START Record extracts
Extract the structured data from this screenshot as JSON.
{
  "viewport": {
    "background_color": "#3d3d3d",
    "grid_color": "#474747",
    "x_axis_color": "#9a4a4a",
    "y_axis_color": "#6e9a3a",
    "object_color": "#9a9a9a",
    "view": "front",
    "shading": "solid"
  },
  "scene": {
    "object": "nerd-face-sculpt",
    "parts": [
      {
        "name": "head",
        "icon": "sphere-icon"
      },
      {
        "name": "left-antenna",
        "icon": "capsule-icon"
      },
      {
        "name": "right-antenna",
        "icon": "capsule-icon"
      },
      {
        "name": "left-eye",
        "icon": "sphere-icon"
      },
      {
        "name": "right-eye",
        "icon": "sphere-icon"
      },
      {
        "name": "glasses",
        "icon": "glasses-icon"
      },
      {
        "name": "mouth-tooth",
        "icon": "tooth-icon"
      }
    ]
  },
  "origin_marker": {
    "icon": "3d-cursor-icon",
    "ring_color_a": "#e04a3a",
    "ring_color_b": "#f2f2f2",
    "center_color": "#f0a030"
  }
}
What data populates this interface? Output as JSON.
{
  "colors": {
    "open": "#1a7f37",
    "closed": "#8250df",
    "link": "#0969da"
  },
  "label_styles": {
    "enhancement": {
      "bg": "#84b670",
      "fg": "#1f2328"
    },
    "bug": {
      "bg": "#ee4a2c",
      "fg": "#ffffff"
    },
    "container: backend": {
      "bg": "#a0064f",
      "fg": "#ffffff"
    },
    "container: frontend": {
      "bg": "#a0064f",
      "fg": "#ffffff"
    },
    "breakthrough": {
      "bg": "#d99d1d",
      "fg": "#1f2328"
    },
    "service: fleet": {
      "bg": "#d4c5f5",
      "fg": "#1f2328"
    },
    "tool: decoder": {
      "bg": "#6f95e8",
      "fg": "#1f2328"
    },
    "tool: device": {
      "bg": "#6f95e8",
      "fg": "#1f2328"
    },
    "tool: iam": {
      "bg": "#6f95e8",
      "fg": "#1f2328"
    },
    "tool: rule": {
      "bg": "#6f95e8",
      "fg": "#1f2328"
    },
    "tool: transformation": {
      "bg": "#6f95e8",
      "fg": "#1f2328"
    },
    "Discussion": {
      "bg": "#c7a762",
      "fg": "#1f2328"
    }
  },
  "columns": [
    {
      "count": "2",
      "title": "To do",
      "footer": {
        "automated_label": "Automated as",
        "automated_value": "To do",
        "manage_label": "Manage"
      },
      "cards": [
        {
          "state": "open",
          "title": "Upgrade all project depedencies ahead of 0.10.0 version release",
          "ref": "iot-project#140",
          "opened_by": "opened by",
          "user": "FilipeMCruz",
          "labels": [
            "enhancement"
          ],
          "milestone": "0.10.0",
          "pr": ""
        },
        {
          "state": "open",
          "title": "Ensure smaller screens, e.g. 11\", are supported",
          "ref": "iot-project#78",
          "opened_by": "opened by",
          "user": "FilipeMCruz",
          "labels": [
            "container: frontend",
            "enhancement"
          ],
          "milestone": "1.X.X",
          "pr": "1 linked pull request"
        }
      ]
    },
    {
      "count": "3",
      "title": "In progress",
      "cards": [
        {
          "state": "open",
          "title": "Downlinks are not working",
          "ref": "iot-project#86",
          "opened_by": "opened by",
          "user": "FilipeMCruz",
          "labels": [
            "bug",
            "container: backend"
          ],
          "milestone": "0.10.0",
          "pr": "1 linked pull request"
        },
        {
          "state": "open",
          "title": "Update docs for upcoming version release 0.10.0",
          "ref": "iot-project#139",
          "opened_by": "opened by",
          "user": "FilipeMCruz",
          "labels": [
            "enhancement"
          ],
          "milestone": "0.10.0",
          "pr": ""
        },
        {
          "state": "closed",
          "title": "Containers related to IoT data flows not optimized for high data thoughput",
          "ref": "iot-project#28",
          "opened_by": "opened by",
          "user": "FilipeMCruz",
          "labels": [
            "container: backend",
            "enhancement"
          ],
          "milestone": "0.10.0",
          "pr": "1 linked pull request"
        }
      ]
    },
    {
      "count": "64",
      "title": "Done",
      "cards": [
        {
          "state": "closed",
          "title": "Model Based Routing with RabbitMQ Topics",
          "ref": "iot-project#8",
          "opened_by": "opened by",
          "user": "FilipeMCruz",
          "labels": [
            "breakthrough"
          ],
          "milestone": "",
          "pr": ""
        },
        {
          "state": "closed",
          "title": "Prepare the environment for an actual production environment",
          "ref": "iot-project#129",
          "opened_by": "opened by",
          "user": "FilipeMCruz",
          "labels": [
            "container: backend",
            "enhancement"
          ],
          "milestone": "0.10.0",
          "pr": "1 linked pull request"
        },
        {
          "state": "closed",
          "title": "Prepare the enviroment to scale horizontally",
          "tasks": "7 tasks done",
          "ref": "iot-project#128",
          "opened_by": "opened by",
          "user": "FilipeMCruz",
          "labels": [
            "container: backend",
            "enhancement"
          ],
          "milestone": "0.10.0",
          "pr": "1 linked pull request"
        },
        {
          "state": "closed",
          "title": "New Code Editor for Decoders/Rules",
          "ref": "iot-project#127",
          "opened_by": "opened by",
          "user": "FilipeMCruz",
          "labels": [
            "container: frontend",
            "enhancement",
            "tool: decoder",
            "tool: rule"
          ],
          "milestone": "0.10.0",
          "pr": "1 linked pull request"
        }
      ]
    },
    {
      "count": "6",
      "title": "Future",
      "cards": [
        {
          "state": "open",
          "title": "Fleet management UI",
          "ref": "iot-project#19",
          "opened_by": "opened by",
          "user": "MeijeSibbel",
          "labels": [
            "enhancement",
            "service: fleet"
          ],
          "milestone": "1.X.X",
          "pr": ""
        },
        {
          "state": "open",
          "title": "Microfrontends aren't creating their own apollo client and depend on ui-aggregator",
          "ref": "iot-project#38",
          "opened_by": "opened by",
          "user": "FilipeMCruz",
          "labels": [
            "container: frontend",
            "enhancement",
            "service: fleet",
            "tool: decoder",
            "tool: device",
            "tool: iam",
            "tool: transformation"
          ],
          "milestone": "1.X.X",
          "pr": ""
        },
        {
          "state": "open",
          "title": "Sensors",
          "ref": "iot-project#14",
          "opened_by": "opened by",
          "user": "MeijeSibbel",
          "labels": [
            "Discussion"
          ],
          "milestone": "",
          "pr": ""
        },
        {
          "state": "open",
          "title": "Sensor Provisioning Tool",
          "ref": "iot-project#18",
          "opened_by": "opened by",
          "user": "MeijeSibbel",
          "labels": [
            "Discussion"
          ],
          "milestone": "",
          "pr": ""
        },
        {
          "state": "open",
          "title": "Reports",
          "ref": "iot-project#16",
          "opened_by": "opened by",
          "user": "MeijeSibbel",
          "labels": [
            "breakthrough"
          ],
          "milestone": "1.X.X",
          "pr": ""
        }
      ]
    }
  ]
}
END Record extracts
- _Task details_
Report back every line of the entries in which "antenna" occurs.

- _Answer for the task_
        "name": "left-antenna",
        "name": "right-antenna",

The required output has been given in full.